Some people stay permanently, or as long as our lives last. These people are the ones who truly understand themselves, and more often than not they click very well with you. I’ve been fortunate to have several of these types of people over the years. While their goals and dreams may not correctly line up with mine, I know that I will still be friends with them 20 years from now. We may not always talk, but we never let any issues be the reason for not communicating.
Let’s say you meet someone new tomorrow and have had trouble finding the words to say to keep the conversation going. Maybe you find them outrageously attractive, or perhaps you’d like their advice. Either way, there is an art to each discussion. As I say this, I have “failed” hundreds of conversations throughout my life. However, I have learned a lot and would say that I am doing reasonably well at talking to people. I still have a lot more to learn.
Keeping a conversation going is quite simple: people love talking about themselves. Ask questions, and eventually, they will ask you. Of course, remember the layers of privacy; don’t just jump into existential questions and ask for their deepest secrets. Take things slow, start with something basic, like “How are you feeling today?” Whatever you’re talking about, just be kind and considerate. If things are really stale, that might be a sign that it isn’t meant to work out. As you meet more and more people, recognizing this will become easier.
Life is a balance of giving and taking.
Recently, I have made some significant life changes. Some were my decision; others weren’t. The most prominent lesson I have learned is that life is about balance. A balance of conversation, a balance of emotions, a balance of sharing and receiving. Give too much, and people start to expect it and take advantage of it. Take too much, and everyone sees you as a moocher, and don’t want to associate with you. If anything, being on the end of giving too much is a far better hill to stand on.
Giving too much can be seen as kindness or desperation. Some people will see that, take as much as they can, and run. Others will be hesitant even to approach you, for they may be self-conscious about their ability to give. Giving too much and being taken advantage of can be avoided, if you know what people are looking for (you can usually see this in their eyes, or get a funny feeling), and if you forgive them in advance. They are lost internally and believe that taking blindly from others will help them in the long run. Be patient with these people, as they are who need help the most.
In a short book called The Go-Giver , there are five laws to stratospheric success. This can be understood in business terms, but any and all business comes down to good relationships. Without giving a full summary of this book, the law I would like to touch briefly on is the “law of authenticity.” “The most valuable gift you have to offer is yourself.” Practicing technique and different ways to talk is always good, but what people want is the real you.
I have been fortunate to stumble upon several people in the past few months who are not only patient with me as I realize my place in this world, but who have placed a high amount of trust and faith in my ability to help them, even when we aren’t making money. This kind of trust, relationships built not on transactions, but mutual respect and shared values, are connections that will stand the test of time. Once you stop looking for these kinds of people, they fall right into your lap.

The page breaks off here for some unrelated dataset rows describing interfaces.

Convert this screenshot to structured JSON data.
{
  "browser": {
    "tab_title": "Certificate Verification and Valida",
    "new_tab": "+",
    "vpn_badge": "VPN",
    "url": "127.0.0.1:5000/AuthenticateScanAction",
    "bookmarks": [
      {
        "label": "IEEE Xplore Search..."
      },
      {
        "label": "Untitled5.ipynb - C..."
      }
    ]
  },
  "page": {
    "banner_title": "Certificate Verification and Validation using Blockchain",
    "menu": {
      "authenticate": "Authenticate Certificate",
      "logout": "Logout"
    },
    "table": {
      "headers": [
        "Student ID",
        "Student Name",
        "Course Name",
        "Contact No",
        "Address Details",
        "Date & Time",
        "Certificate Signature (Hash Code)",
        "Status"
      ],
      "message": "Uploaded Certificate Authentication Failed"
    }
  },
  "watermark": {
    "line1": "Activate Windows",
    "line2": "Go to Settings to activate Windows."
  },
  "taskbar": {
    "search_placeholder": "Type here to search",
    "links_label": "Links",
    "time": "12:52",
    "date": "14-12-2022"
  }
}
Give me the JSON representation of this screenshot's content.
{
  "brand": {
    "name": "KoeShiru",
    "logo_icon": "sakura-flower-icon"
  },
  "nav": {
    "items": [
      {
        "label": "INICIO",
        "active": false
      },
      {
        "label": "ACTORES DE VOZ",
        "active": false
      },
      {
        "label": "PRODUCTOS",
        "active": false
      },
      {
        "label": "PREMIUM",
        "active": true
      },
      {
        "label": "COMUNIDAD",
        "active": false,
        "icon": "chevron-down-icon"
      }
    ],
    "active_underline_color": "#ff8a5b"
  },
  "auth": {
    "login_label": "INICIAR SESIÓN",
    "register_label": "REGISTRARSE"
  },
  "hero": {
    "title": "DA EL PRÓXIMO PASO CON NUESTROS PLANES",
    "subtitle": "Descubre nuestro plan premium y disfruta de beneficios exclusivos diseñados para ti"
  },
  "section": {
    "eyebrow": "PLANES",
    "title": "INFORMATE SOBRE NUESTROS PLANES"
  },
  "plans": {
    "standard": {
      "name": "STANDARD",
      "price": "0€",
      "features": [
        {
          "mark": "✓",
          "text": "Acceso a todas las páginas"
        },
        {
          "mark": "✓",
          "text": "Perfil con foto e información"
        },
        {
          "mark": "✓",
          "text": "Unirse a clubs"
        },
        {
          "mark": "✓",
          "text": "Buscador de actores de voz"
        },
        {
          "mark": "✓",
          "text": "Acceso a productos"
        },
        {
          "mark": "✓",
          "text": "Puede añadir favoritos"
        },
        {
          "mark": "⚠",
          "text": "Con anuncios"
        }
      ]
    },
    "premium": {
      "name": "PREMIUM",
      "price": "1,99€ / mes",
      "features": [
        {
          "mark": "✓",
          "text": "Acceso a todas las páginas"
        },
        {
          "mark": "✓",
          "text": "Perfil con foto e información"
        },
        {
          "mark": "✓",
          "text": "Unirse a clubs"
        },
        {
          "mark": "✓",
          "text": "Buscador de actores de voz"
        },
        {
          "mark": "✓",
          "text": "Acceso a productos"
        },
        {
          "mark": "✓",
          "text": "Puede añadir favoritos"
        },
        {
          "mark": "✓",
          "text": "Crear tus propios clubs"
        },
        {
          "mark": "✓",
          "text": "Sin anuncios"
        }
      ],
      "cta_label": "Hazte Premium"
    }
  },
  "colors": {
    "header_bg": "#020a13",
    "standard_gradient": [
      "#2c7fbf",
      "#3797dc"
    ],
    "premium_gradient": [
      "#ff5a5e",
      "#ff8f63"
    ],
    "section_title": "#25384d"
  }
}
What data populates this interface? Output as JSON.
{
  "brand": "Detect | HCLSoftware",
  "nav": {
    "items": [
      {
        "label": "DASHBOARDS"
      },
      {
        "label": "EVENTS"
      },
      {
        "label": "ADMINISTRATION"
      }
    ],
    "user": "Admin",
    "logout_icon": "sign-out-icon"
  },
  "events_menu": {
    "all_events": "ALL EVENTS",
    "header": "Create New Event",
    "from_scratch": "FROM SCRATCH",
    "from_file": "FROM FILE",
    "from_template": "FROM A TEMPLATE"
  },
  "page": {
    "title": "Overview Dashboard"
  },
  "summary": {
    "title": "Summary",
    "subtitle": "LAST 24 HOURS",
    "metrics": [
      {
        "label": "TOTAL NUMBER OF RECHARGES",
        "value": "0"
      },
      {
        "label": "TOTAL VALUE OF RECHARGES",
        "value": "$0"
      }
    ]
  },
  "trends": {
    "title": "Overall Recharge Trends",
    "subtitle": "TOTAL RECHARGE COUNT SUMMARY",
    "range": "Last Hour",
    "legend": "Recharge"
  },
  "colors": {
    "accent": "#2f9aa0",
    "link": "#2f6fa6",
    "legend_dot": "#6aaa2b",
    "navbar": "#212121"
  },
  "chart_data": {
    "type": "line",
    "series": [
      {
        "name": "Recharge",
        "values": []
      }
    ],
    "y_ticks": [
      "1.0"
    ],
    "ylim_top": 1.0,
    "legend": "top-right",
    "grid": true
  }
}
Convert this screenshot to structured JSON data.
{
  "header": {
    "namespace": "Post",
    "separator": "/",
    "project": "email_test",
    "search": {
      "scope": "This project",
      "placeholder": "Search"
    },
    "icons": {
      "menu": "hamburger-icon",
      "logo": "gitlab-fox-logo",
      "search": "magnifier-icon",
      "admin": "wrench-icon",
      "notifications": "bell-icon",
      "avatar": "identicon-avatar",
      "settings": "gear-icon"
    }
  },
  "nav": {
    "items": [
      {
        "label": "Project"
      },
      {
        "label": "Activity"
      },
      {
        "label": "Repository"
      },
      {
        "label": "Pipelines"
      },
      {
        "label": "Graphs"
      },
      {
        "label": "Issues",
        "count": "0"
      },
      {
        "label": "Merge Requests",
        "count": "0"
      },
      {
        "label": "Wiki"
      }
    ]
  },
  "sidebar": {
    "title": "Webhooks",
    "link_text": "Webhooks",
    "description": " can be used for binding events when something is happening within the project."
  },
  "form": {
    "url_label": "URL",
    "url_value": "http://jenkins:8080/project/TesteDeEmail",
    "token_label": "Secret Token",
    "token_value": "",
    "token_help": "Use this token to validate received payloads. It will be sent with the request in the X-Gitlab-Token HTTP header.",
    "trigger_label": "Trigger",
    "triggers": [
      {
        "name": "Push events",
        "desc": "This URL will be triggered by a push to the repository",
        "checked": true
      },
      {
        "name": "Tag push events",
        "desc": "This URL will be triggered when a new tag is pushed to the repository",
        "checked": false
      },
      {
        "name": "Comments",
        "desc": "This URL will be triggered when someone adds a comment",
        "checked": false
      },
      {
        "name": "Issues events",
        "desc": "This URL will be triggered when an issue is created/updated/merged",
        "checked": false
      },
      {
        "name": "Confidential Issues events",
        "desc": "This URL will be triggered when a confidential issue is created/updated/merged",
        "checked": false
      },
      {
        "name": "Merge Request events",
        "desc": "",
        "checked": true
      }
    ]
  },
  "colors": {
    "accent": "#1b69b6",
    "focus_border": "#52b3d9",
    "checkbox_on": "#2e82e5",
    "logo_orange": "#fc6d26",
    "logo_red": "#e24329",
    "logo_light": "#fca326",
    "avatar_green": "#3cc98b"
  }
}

Be the reason someone smiles today, and you never know, they might just be a life long companion.